Sunday, October 25, 2009

The Power of Positive Doing

There is a popular book from the 1950's called The Power of Positive Thinking. I've never read it, but since Sukkot ended I've been musing about something else: the power of positive doing.

Of the 613 mitzvot, Judaism recognizes 248 of them as positive commandments. That means that instead of starting with "Thou shalt not...", these mitzvot start with "Thou shalt..." and go on to tell you something to do.

Not all 248 mitzvot are for everyone. There are positive mitzvot for men and positive mitzvot for women, positive mitzvot for priests and positive mitzvot for kings. There are positive mitzvot for society as a whole, and there are positive mitzvot to be performed in each household.

Take Sukkot, for example. In the Torah, Jews are commanded to build a Sukkah and then to live in it for seven days. I'm sure I don't have to tell you that there's a big difference between reading or thinking about building a Sukkah and actually doing it. It takes planning, effort, and, not least,
a little help from your friends!

Sometimes we might be tempted to think that being faithful to God is simply about not doing certain things. But commandments like Sukkot teach us that just as often, being faithful to God means picking up a hammer and a nail and doing some work. "For we are God's workmanship, created in Messiah Yeshua for good works, which God prepared beforehand, that we should walk in them..." (Eph 2:10)
Judaism is unabashedly a religion of doing. Not doing in order to score points with God, but doing because G-d has covenanted with us to be His partners in making the world into the kind of place where He wants to live.

But the Torah teaches that changing the world doesn't start far off.
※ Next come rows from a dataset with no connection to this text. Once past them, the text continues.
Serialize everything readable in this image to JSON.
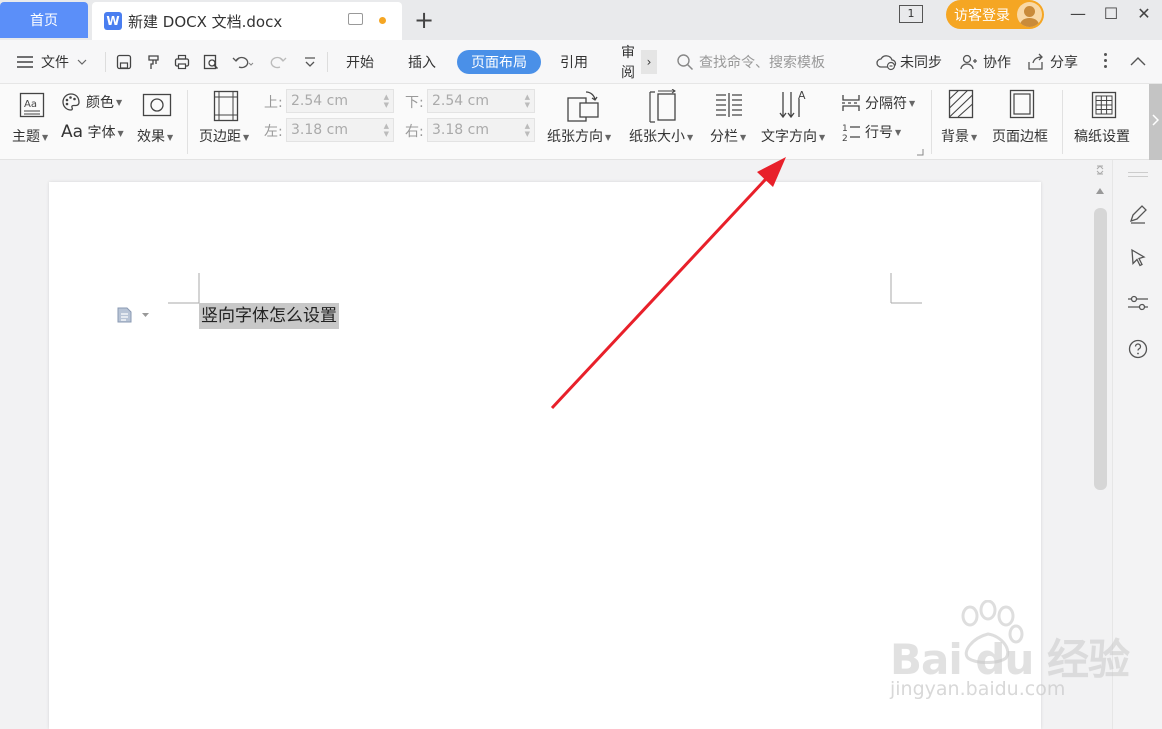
{
  "titlebar": {
    "home_tab": "首页",
    "doc_tab": "新建 DOCX 文档.docx",
    "doc_tab_logo": "W",
    "new_tab": "+",
    "window_badge": "1",
    "login_label": "访客登录",
    "minimize": "—",
    "maximize": "☐",
    "close": "✕"
  },
  "menubar": {
    "file_label": "文件",
    "tabs": [
      "开始",
      "插入",
      "页面布局",
      "引用",
      "审阅"
    ],
    "active_tab": "页面布局",
    "more_tabs": "›",
    "search_placeholder": "查找命令、搜索模板",
    "sync_label": "未同步",
    "collab_label": "协作",
    "share_label": "分享"
  },
  "ribbon": {
    "theme_label": "主题",
    "color_label": "颜色",
    "font_label": "字体",
    "font_prefix": "Aa",
    "effect_label": "效果",
    "margin_label": "页边距",
    "margins": {
      "top_label": "上:",
      "top_value": "2.54 cm",
      "bottom_label": "下:",
      "bottom_value": "2.54 cm",
      "left_label": "左:",
      "left_value": "3.18 cm",
      "right_label": "右:",
      "right_value": "3.18 cm"
    },
    "orientation_label": "纸张方向",
    "size_label": "纸张大小",
    "columns_label": "分栏",
    "text_direction_label": "文字方向",
    "separator_label": "分隔符",
    "line_number_label": "行号",
    "background_label": "背景",
    "page_border_label": "页面边框",
    "grid_paper_label": "稿纸设置"
  },
  "document": {
    "text": "竖向字体怎么设置"
  },
  "watermark": {
    "brand": "Bai du 经验",
    "url": "jingyan.baidu.com"
  },
  "colors": {
    "accent": "#4a90e8",
    "home_tab": "#5b8ff9",
    "login": "#f5a623",
    "arrow": "#e8202a"
  }
}
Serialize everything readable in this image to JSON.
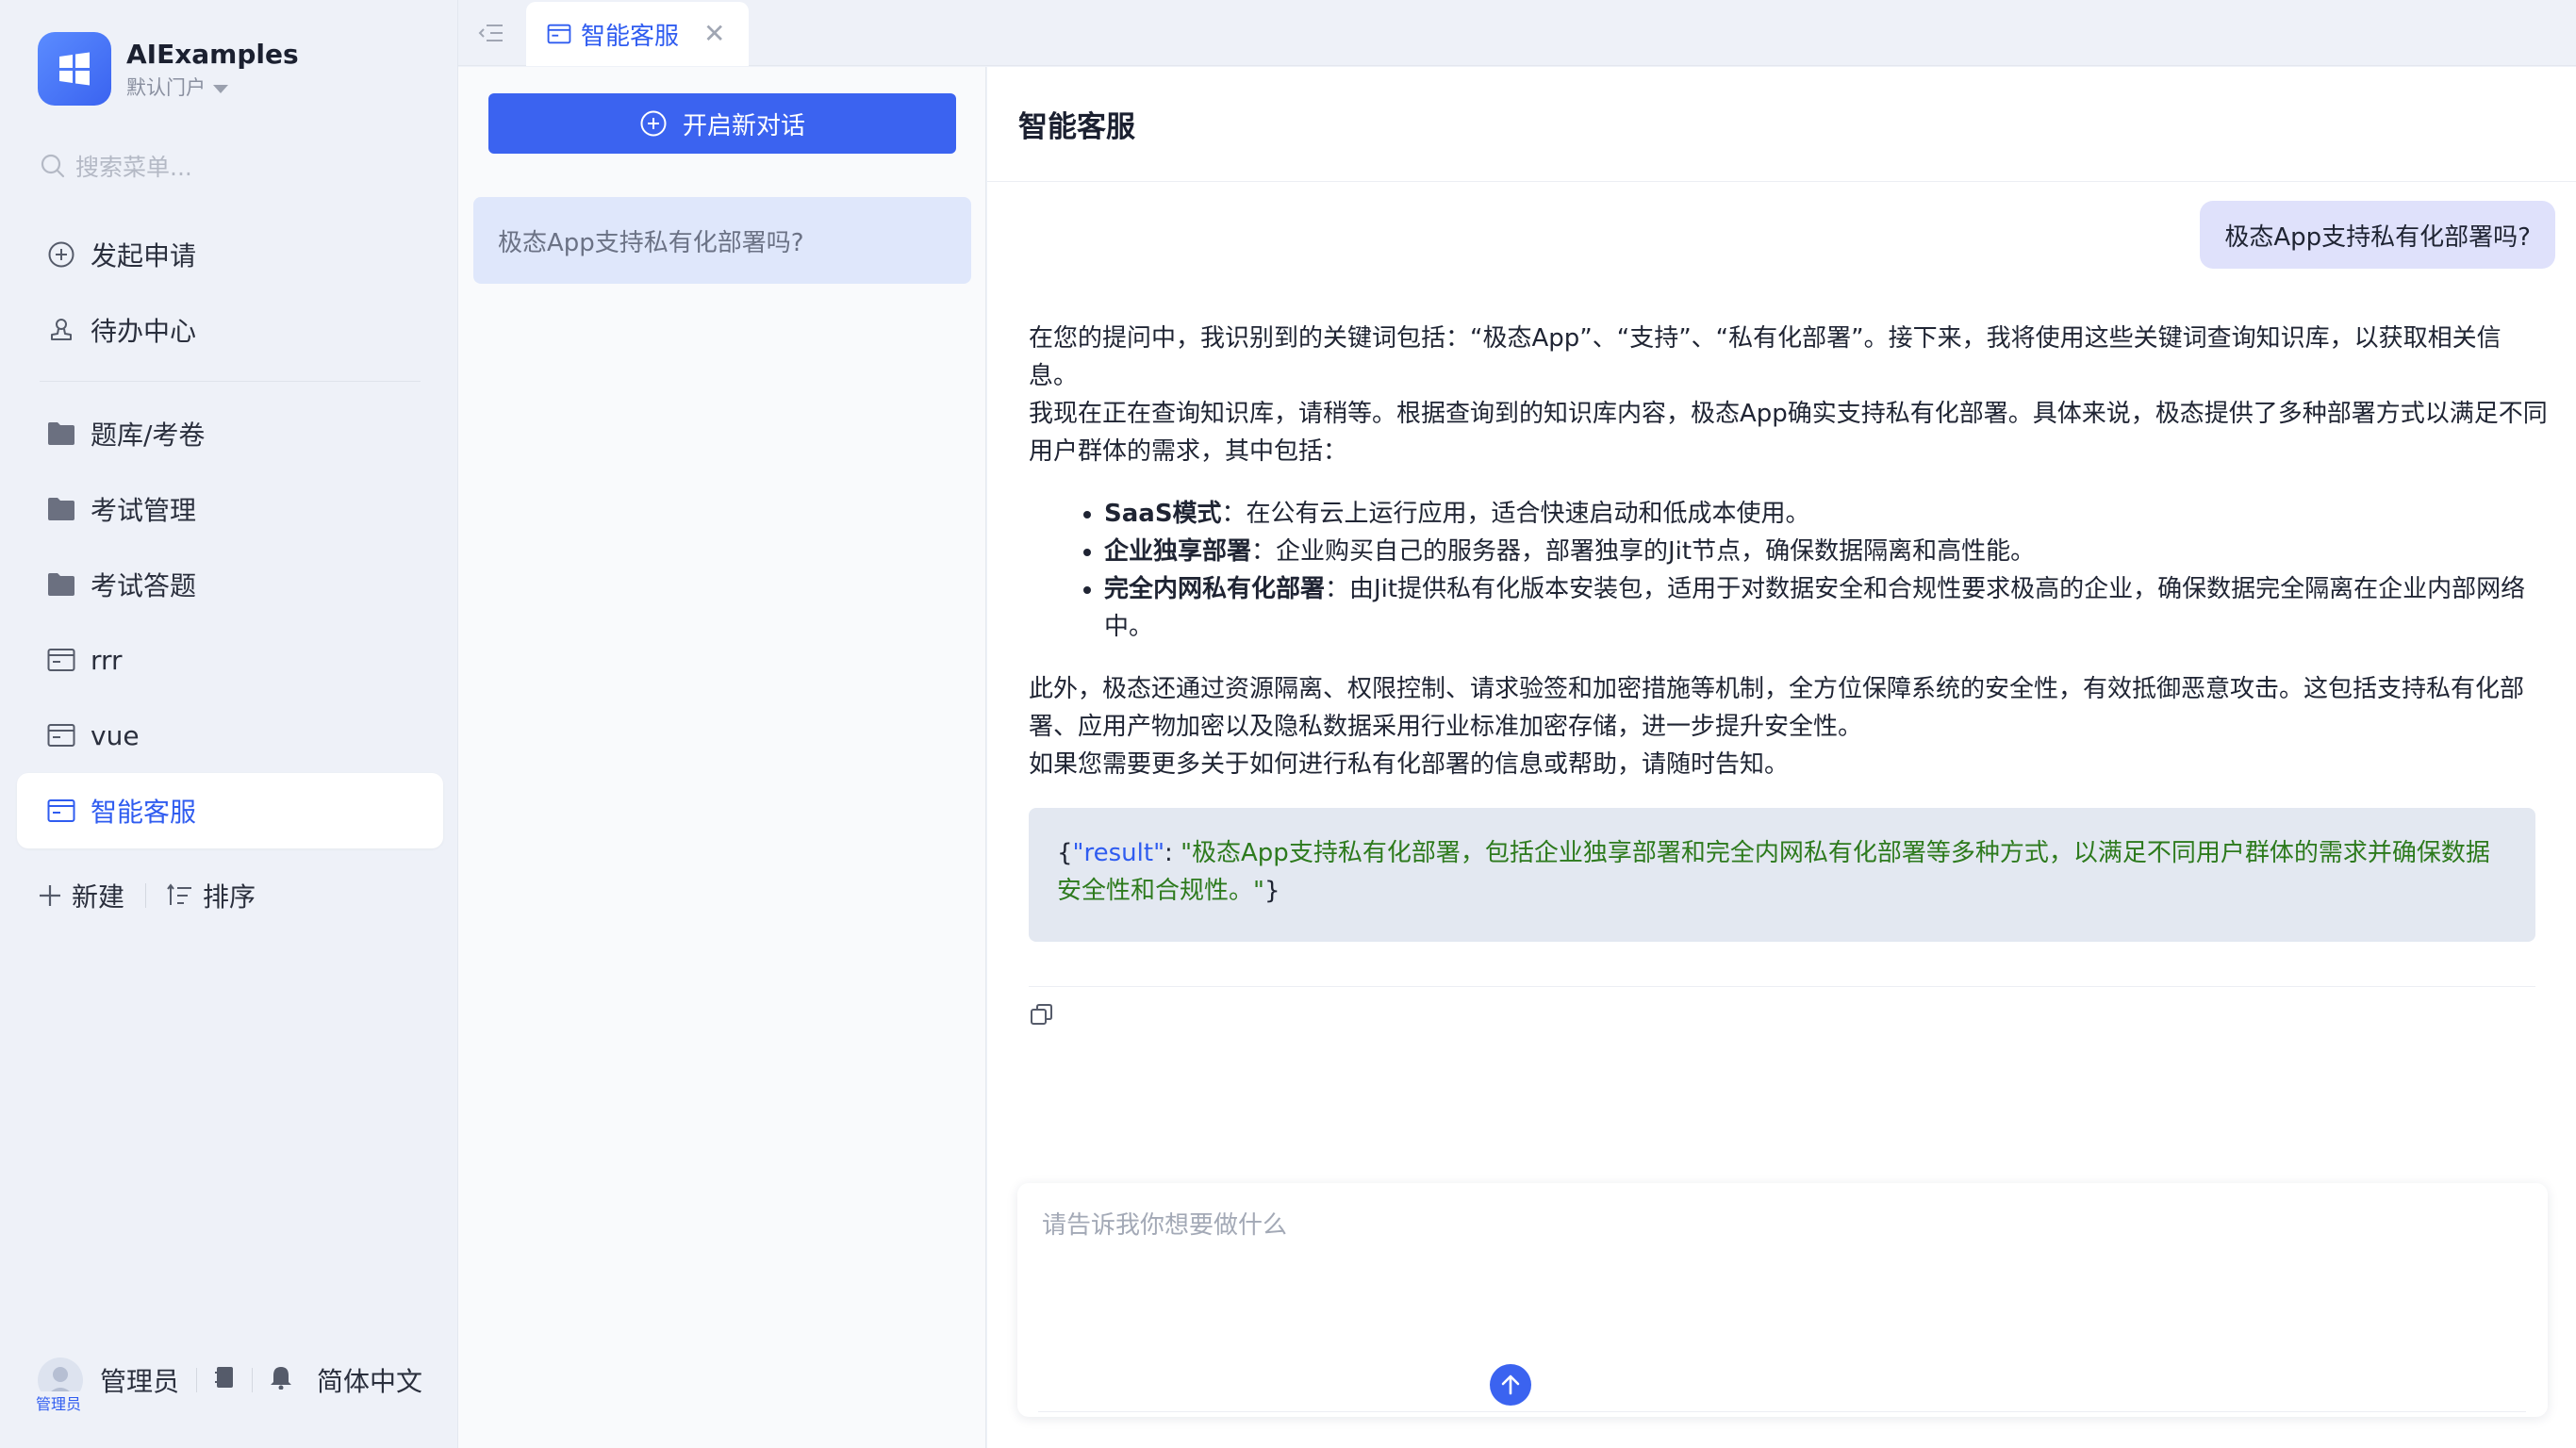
{
  "brand": {
    "name": "AIExamples",
    "portal": "默认门户"
  },
  "sidebar": {
    "search_placeholder": "搜索菜单...",
    "items": [
      {
        "label": "发起申请",
        "icon": "plus-circle-icon"
      },
      {
        "label": "待办中心",
        "icon": "stamp-icon"
      },
      {
        "label": "题库/考卷",
        "icon": "folder-icon"
      },
      {
        "label": "考试管理",
        "icon": "folder-icon"
      },
      {
        "label": "考试答题",
        "icon": "folder-icon"
      },
      {
        "label": "rrr",
        "icon": "window-icon"
      },
      {
        "label": "vue",
        "icon": "window-icon"
      },
      {
        "label": "智能客服",
        "icon": "window-icon",
        "active": true
      }
    ],
    "new_label": "新建",
    "sort_label": "排序",
    "footer": {
      "user": "管理员",
      "avatar_tag": "管理员",
      "language": "简体中文"
    }
  },
  "tabs": [
    {
      "label": "智能客服",
      "active": true
    }
  ],
  "conversations": {
    "new_chat_label": "开启新对话",
    "items": [
      {
        "title": "极态App支持私有化部署吗?"
      }
    ]
  },
  "chat": {
    "title": "智能客服",
    "user_message": "极态App支持私有化部署吗?",
    "answer": {
      "p1": "在您的提问中，我识别到的关键词包括：“极态App”、“支持”、“私有化部署”。接下来，我将使用这些关键词查询知识库，以获取相关信息。",
      "p2": "我现在正在查询知识库，请稍等。根据查询到的知识库内容，极态App确实支持私有化部署。具体来说，极态提供了多种部署方式以满足不同用户群体的需求，其中包括：",
      "bullets": [
        {
          "term": "SaaS模式",
          "desc": "：在公有云上运行应用，适合快速启动和低成本使用。"
        },
        {
          "term": "企业独享部署",
          "desc": "：企业购买自己的服务器，部署独享的Jit节点，确保数据隔离和高性能。"
        },
        {
          "term": "完全内网私有化部署",
          "desc": "：由Jit提供私有化版本安装包，适用于对数据安全和合规性要求极高的企业，确保数据完全隔离在企业内部网络中。"
        }
      ],
      "p3": "此外，极态还通过资源隔离、权限控制、请求验签和加密措施等机制，全方位保障系统的安全性，有效抵御恶意攻击。这包括支持私有化部署、应用产物加密以及隐私数据采用行业标准加密存储，进一步提升安全性。",
      "p4": "如果您需要更多关于如何进行私有化部署的信息或帮助，请随时告知。"
    },
    "result": {
      "open": "{",
      "key": "\"result\"",
      "colon": ": ",
      "value": "\"极态App支持私有化部署，包括企业独享部署和完全内网私有化部署等多种方式，以满足不同用户群体的需求并确保数据安全性和合规性。\"",
      "close": "}"
    },
    "input_placeholder": "请告诉我你想要做什么"
  },
  "colors": {
    "accent": "#3b63f0",
    "active_bg": "#ffffff",
    "result_text": "#2d7a1d"
  }
}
No, "it is in your mouth and in your heart, that you may do it." (Deut. 30:14) Changing the world starts simply:
  • And with joyous celebrations like Sukkot.
So, friends, let's remember the power of positive doing. "Always give yourselves fully to the work of the Lord, because you know that your labor in the Lord is not in vain." (1 Cor. 15:58)

Now it's your turn to share. Here are some questions:
  • What positive commandments do you find particularly meaningful or important?
  • What positive commandments are you thinking about integrating into the practice of your faith this year?
  • Do you tend to be drawn to certain types of commandments as opposed to others? (For an interesting political take on this question, see this article by Jewish blogger DovBear.)
  • No one is perfect, but are there some mitzvot you have an especially hard time with?


Rabbi Joshua said...


Great post! You really hit the nail on the head regarding "doing" in Judaism. That is why the rabbis often tell us, "do it, and you'll understand it later."

I am not advocating just doing without proper inention and know-how. Afterall, it is important to wrestle with every mitzvah we choose to take on. However, there is also a reason that when we were originally presented with the Torah on Mt. Sinai our response was, "Na'aseh V,nishmah - we will do, and then we will obey (and understand)."

Timothy Briner said...

Hey Yahnatan,

I figured I'd comment to let you know I do read this blog, and I am very encouraged by it. It was great to read about the importance of doing, especially as in some areas Messianic Jews have gotten stuck on thinking about the meaning of commands rather than focusing on how to obey (and trusting the L-rd to give us revelation into the meaning as we do it).

As to your questions, over the past few weeks I have been considering how to celebrate Rosh Chodesh. I've found it interesting that I've heard so much about Shabbat and the major festivals but nothing about Rosh Chodesh (despite the number of times that it's spoken of in the Tanakh). So, if you have any suggestions as to how to celebrate it or any insights into its importance, ;) I'd appreciate it.

Yahnatan Lasko said...

Rabbi Joshua--great point! I was hoping someone would bring up Exodus 24:7!

Yahnatan Lasko said...

Timothy--thanks for reading! I'm glad you joined the conversation.

What you said about pondering the meaning while forgetting to actually do definitely describes me sometimes...something I'm trying to rectify!

Interesting point about Rosh Chodesh. It's not something I can speak from personal experience about either. Maybe we can dig deeper and come back to it!

Anonymous said...


Excellent blog.
I feel like at some point the level of Jewish observance (Shabbat and kashrut especially) just plateaued, so even though they may be incorporated in my life in a rudimentary way, continuing to deepen my observance is difficult.

At the same time, all things blessings, prayer, and justice come easy to me.

Yahnatan Lasko said...


I can expecially relate to the plateauing of Shabbat and kashrut observance. One thing I've observed is that both Shabbat and kashrut observance interact with the level of observance of the community around you.

I'm thinking about doing a follow-up post or two on some of the positive mitzvot...